━━━ Records provided
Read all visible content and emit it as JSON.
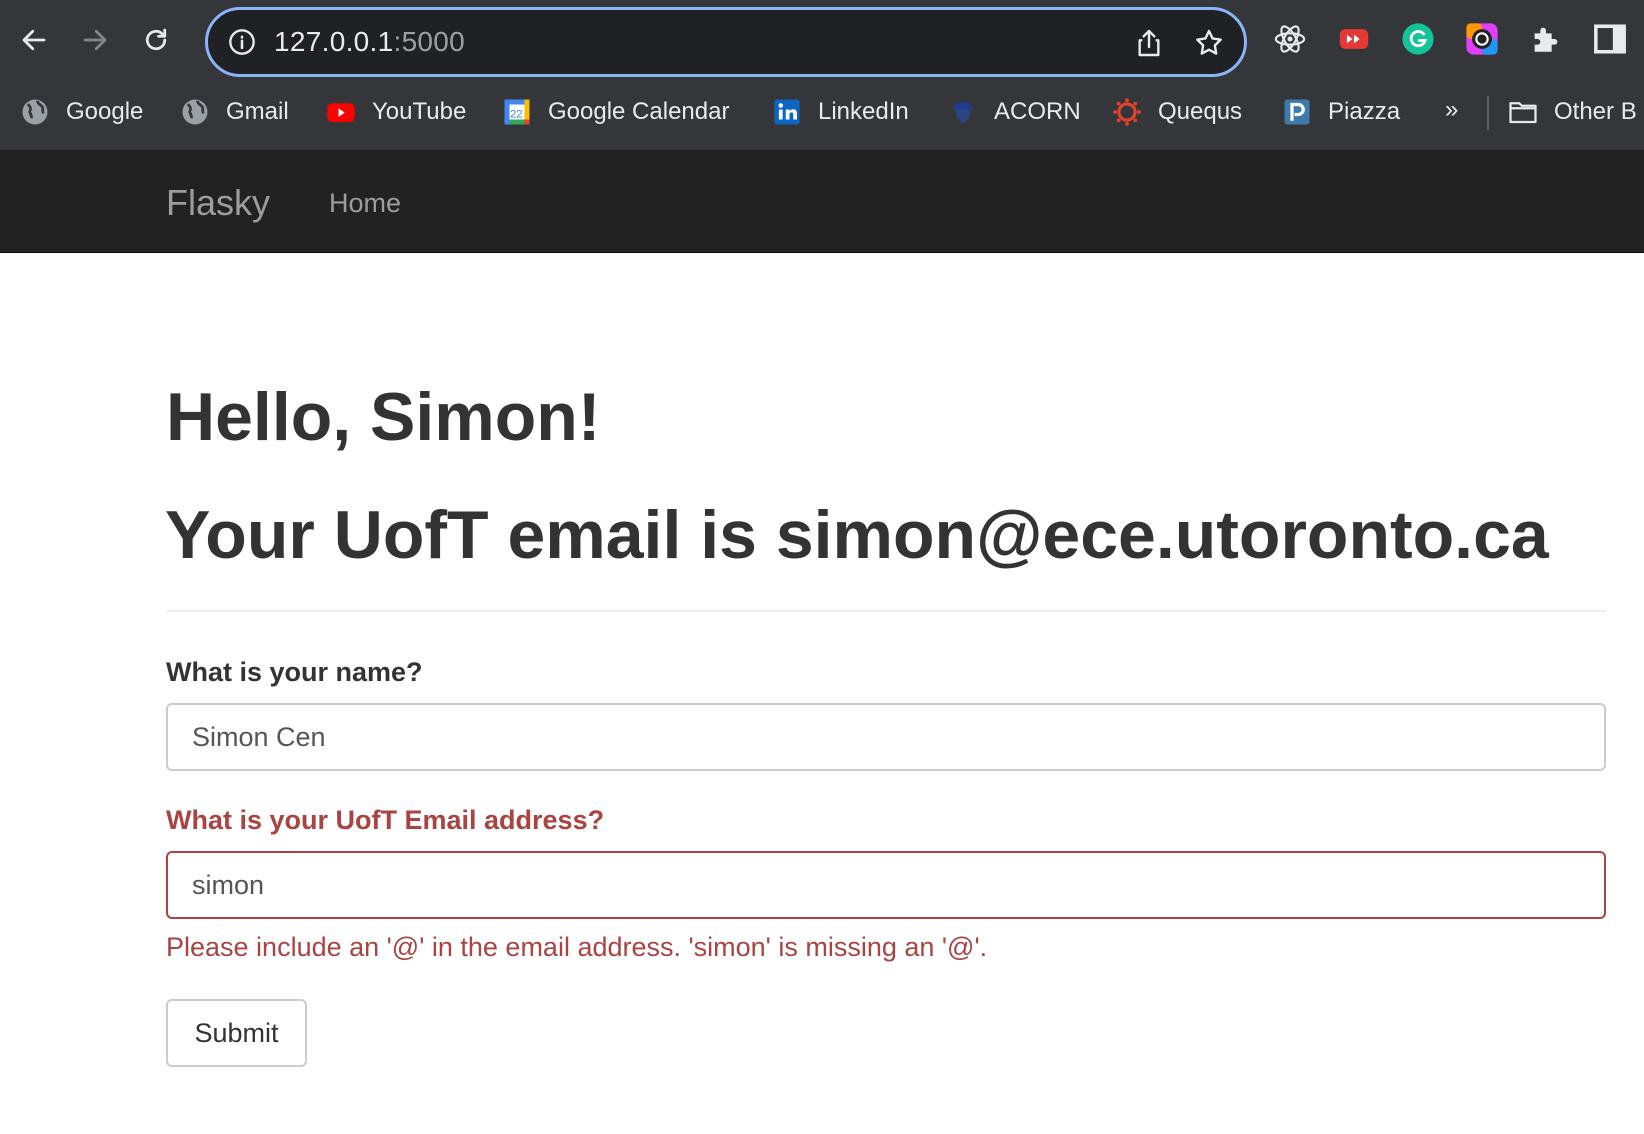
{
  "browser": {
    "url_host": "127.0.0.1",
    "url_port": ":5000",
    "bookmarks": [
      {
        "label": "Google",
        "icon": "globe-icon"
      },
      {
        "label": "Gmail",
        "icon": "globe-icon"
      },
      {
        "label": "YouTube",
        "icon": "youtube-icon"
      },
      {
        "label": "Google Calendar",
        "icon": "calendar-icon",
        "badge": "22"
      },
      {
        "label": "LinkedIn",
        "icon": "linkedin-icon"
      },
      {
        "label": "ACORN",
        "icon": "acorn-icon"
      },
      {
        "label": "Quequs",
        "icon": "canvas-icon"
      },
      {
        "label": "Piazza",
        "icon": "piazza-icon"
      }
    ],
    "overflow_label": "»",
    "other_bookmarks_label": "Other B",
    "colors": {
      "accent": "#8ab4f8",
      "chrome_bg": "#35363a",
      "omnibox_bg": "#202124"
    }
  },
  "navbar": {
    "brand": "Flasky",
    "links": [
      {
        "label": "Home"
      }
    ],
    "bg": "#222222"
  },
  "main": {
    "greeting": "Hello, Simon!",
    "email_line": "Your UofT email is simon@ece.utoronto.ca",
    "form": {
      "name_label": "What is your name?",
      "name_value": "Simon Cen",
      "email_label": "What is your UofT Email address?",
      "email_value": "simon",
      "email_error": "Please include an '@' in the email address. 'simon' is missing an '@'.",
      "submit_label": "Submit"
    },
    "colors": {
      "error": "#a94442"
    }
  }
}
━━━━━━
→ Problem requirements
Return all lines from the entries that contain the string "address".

→ Task response
      "email_label": "What is your UofT Email address?",
      "email_error": "Please include an '@' in the email address. 'simon' is missing an '@'.",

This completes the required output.